People with an opioid disorder have an addiction to natural or man-made drugs known as opioids.1 Some opioids are legal such as prescription medication. But other opioids like heroin are illegal to make and distribute.2
Opioids are prescribed for toothache, back pain, or chronic illness.3 When an opioid disorder develops, the person’s life changes. The overuse of opioids can lead to irritability, mood swings, and difficulty performing daily tasks.4
But if you are dealing with an opioid disorder, you’re not alone. In the US, nearly 2.1 million people have an opioid disorder. Roughly 16 million people in the world have an opioid disorder.5 Yet opioid disorder doesn’t discriminate against age. Approximately 1.9 million adolescents had an opioid disorder in 2018.6
If you are dealing with an opioid disorder, please seek help because treatment is available.
An opioid disorder is caused by multiple reasons such as environment, genes, lifestyle, and the effects of opioid use on the brain.78 But the most significant influence is your brain’s reaction to the drugs. Opioids block pain and create artificial endorphins that increase feeling good. When too much opioid is consumed, your brain relies on artificial endorphins. In turn, your body and mind can’t function without the drugs.9
The signs and symptoms of opioid disorder include:
- Using larger than required amounts of drugs
- Taking drugs for longer than needed for an extended period
- Constant craving for the drugs
- Unable to reduce use of the drugs
- Wasting time trying to obtain the drugs
- Unable to complete school, work, or personal responsibilities
- Continuing to use the drugs even though your health is negatively impacted10
However, this isn’t a definitive list of signs and symptoms. If you think an opioid disorder is present, contact mental health services.
- Behavioral therapies and counseling
- Medication-assisted therapy (MAT)
- Hospital-based or residential treatment
American Psychiatric Association. “Opioid Use Disorder | Psychiatry.org.” www.psychiatry.org, 2018,
www.psychiatry.org/patients-families/addiction/opioid-use-disorder. Accessed 3 Apr. 2022.

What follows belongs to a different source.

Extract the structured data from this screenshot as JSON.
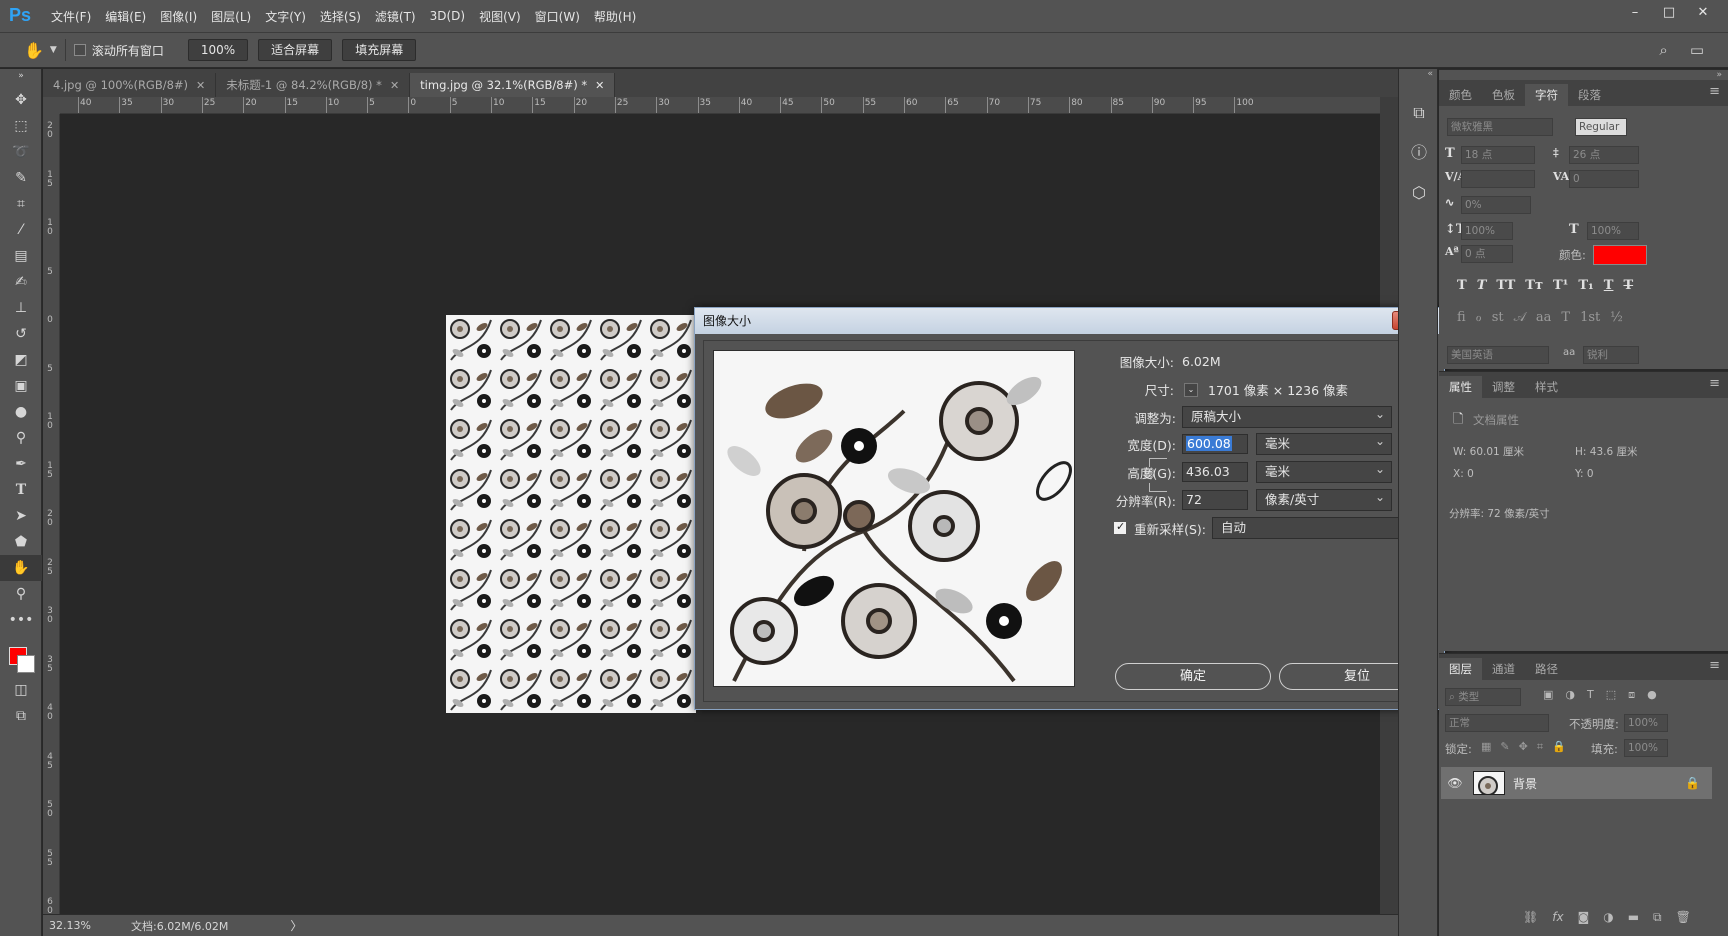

Dydyk, Alexander M., et al. “Opioid Use Disorder.” PubMed, StatPearls Publishing, 2020,
www.ncbi.nlm.nih.gov/books/NBK553166/. Accessed 3 Apr. 2022.
familydoctor.org editorial staff. “Opioid Addiction: Signs & Treatment – Familydoctor.org.” Familydoctor.org, 1 July 2006,
familydoctor.org/condition/opioid-addiction/. Accessed 3 Apr. 2022.
Hudgins, Joel D., et al. “Prescription Opioid Use and Misuse among Adolescents and Young Adults in the United States: A National Survey Study.” PLOS Medicine, vol. 16, no. 11, 5 Nov. 2019, p. e1002922, journals.plos.org/plosmedicine/article?id=10.1371/journal.pmed.1002922, 10.1371/journal.pmed.1002922. Accessed 3 Apr. 2022.
MedlinePlus. “Opioid Addiction: MedlinePlus Genetics.” Medlineplus.gov, 18 Aug. 2020, medlineplus.gov/genetics/condition/opioid-addiction/. Accessed 3 Apr. 2022.
—. “Opioid Misuse and Addiction Treatment.” Medlineplus.gov, National Library of Medicine, 2019, medlineplus.gov/opioidmisuseandaddictiontreatment.html. Accessed 3 Apr. 2022.
National Institute on Drug Abuse. “What Is Heroin and How Is It Used?” National Institute on Drug Abuse, nida.nih.gov/publications/research-reports/heroin/what-heroin. Accessed 3 Apr. 2022.